The heating system has three settings and is controlled by a button on the front-left section of the jacket. Three small LED lights signal what setting you have selected. One push turns on the heater to the first level. Within minutes, I felt the jacket warming up. It wasn’t terribly warm, but it was definitely noticeable. A second push activates level two, at which point the heat output is much more obvious. I felt the heat throughout my core while still remaining comfortable in the coat. One more touch of the button gets you up to level three. Here’s where the heat becomes pretty substantial. I tested the coat in temperatures ranging from 35F to 50F and found that level three was excessive even at the low end of that range. It would have to be quite cold (and I would have to be quite sedentary) to require level three, since aerobic activity tends to warm you up, as well.

Perhaps the most unique aspect of the Refugium (if being a self-heating jacket wasn’t unique enough) is it’s gadget charger. Located in the left pocket of the jacket is a USB jack. The charger can be used on iPods/iPhones, USB and mini-USB devices. Simply plug a depleted gadget into the coat and you’ll get some emergency battery life. I tested it with my iPhone and it worked, albeit after some time, Both my iPod and iPhone failed to recognize the coat as a power source initially.

So, the good news is that the jacket does warm up to a substantial temperature and charges your gadgets. But there is also some bad news.

Mountain Hardwear claims that the jacket will fully charge in two hours. I completely depleted the Ardica battery and plugged it in to recharge. After five hours, the LED indicator lights were flashing, signaling that the battery was still charging. It eventually took a seven hours for the battery to be charged.

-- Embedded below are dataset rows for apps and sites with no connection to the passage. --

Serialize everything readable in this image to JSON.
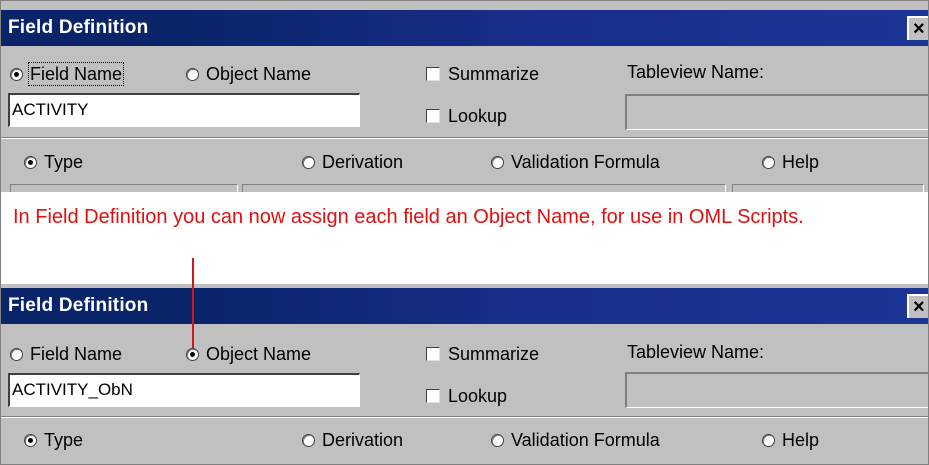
{
  "dialog_top": {
    "title": "Field Definition",
    "close_label": "×",
    "field_name_label": "Field Name",
    "object_name_label": "Object Name",
    "summarize_label": "Summarize",
    "lookup_label": "Lookup",
    "tableview_label": "Tableview Name:",
    "name_value": "ACTIVITY",
    "selected_name_option": "Field Name",
    "tabs": {
      "type": "Type",
      "derivation": "Derivation",
      "validation": "Validation Formula",
      "help": "Help"
    },
    "selected_tab": "Type"
  },
  "annotation": {
    "text": "In Field Definition you can now assign each field an Object Name, for use in OML Scripts.",
    "color": "#e01010"
  },
  "dialog_bottom": {
    "title": "Field Definition",
    "close_label": "×",
    "field_name_label": "Field Name",
    "object_name_label": "Object Name",
    "summarize_label": "Summarize",
    "lookup_label": "Lookup",
    "tableview_label": "Tableview Name:",
    "name_value": "ACTIVITY_ObN",
    "selected_name_option": "Object Name",
    "tabs": {
      "type": "Type",
      "derivation": "Derivation",
      "validation": "Validation Formula",
      "help": "Help"
    },
    "selected_tab": "Type"
  },
  "colors": {
    "titlebar": "#0a246a",
    "dialog_face": "#c0c0c0",
    "annotation_red": "#e01010"
  }
}
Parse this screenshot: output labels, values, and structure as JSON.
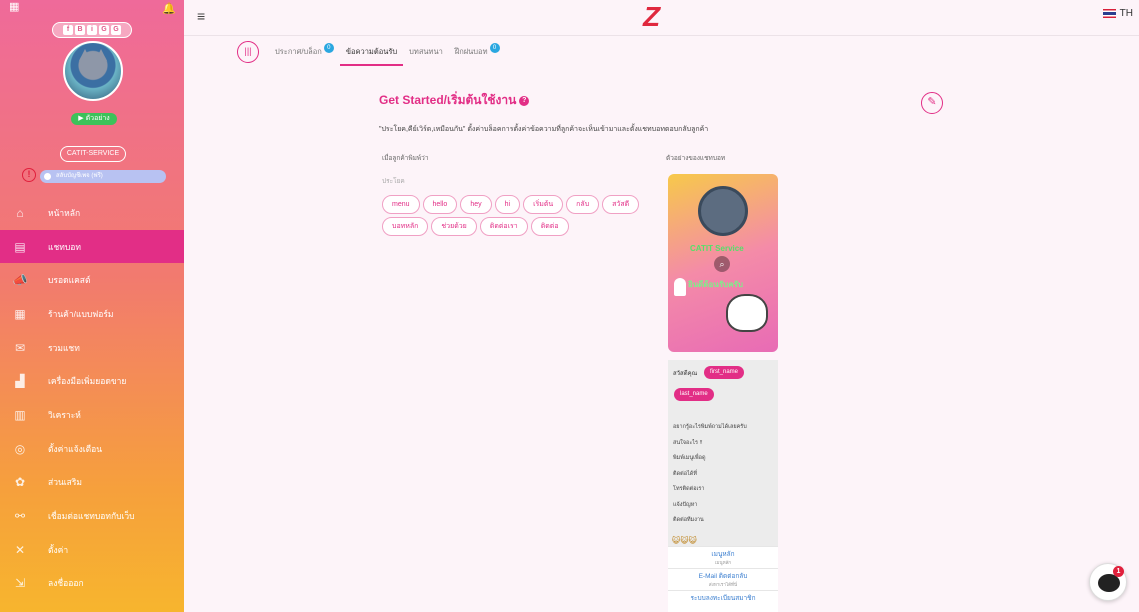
{
  "header": {
    "logo": "Z",
    "lang_code": "TH"
  },
  "profile": {
    "badges": [
      "f",
      "B",
      "i",
      "G",
      "G"
    ],
    "status_label": "▶ ตัวอย่าง",
    "name": "CATIT-SERVICE",
    "switch_label": "สลับบัญชีเพจ (ฟรี)"
  },
  "sidebar": {
    "items": [
      {
        "label": "หน้าหลัก",
        "icon": "home-icon"
      },
      {
        "label": "แชทบอท",
        "icon": "chat-icon"
      },
      {
        "label": "บรอดแคสต์",
        "icon": "broadcast-icon"
      },
      {
        "label": "ร้านค้า/แบบฟอร์ม",
        "icon": "shop-icon"
      },
      {
        "label": "รวมแชท",
        "icon": "inbox-icon"
      },
      {
        "label": "เครื่องมือเพิ่มยอดขาย",
        "icon": "tools-icon"
      },
      {
        "label": "วิเคราะห์",
        "icon": "analytics-icon"
      },
      {
        "label": "ตั้งค่าแจ้งเตือน",
        "icon": "bell-icon"
      },
      {
        "label": "ส่วนเสริม",
        "icon": "addon-icon"
      },
      {
        "label": "เชื่อมต่อแชทบอทกับเว็บ",
        "icon": "link-icon"
      },
      {
        "label": "ตั้งค่า",
        "icon": "settings-icon"
      },
      {
        "label": "ลงชื่อออก",
        "icon": "logout-icon"
      }
    ]
  },
  "tabs": {
    "items": [
      {
        "label": "ประกาศ/บล็อก",
        "badge": "0"
      },
      {
        "label": "ข้อความต้อนรับ",
        "badge": ""
      },
      {
        "label": "บทสนทนา",
        "badge": ""
      },
      {
        "label": "ฝึกฝนบอท",
        "badge": "0"
      }
    ]
  },
  "main": {
    "title": "Get Started/เริ่มต้นใช้งาน",
    "description": "\"ประโยค,คีย์เวิร์ด,เหมือนกัน\" ตั้งค่าบล็อคการตั้งค่าข้อความที่ลูกค้าจะเห็นเข้ามาและตั้งแชทบอทตอบกลับลูกค้า",
    "left_label": "เมื่อลูกค้าพิมพ์ว่า",
    "right_label": "ตัวอย่างของแชทบอท",
    "keywords_label": "ประโยค",
    "keywords": [
      "menu",
      "hello",
      "hey",
      "hi",
      "เริ่มต้น",
      "กลับ",
      "สวัสดี",
      "บอทหลัก",
      "ช่วยด้วย",
      "ติดต่อเรา",
      "ติดต่อ"
    ]
  },
  "preview": {
    "image_text_1": "CATIT Service",
    "image_text_2": "ยินดีต้อนรับครับ",
    "greeting": "สวัสดีคุณ",
    "var_first": "first_name",
    "var_last": "last_name",
    "message": "อยากรู้อะไรพิมพ์ถามได้เลยครับ\nสนใจอะไร !!\nพิมพ์เมนูเพื่อดู\nติดต่อได้ที่\nโทรติดต่อเรา\nแจ้งปัญหา\nติดต่อทีมงาน",
    "emojis": "😺😺😺",
    "buttons": [
      {
        "label": "เมนูหลัก",
        "sub": "เมนูหลัก"
      },
      {
        "label": "E-Mail ติดต่อกลับ",
        "sub": "ส่งหาเราได้ที่นี่"
      },
      {
        "label": "ระบบลงทะเบียนสมาชิก",
        "sub": ""
      }
    ]
  },
  "fab": {
    "notification_count": "1"
  },
  "colors": {
    "accent": "#e22e86",
    "logo": "#e0283e",
    "tab_badge": "#2aa7e0"
  }
}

I also found that the heater often malfunctioned. Once it’s on level three, a single tap should power it down. However, it would often respond to the tap by indicating that it was on level two. I’d tap away at the power button and never be able to get the jacket to turn off. Eventually, the battery would deplete itself and I’d have to recharge it. And each time, it took in excess of five hours to charge.

Lastly, and perhaps most importantly, you have to purchase each of the components a la carte. The jacket itself retails for $230. The battery pack costs $145. And the technology connector kit is an additional $50. Even more problematic is that not every retailer selling the jacket will necessarily sell all of the additional components.

Let’s break it down simply:


  • Both the jacket and battery pack are lightweight
  • Heating system’s three levels are appropriate for a range of cool to cold weather
  • Gadget charger offers emergency power source


  • Components are sold separately and create a high final cost
  • The battery pack feels awkward
  • Charging time is inconsistent and typically quite long
  • Power control often failed to work properly resulting in inability to shut-off the jacket

In the end, I would stop short of recommending the Mountain Hardwear Refugium jacket. The concept is good in theory, but it struggles in practice. For the total cost of the jacket and accessories, you could buy yourself a pretty stellar winter coat that wouldn’t require any bells and whistles.

I still hate the cold and hope to one day own a jacket that is, in fact, also a rotisserie oven. Sadly, the Refugium is not that jacket.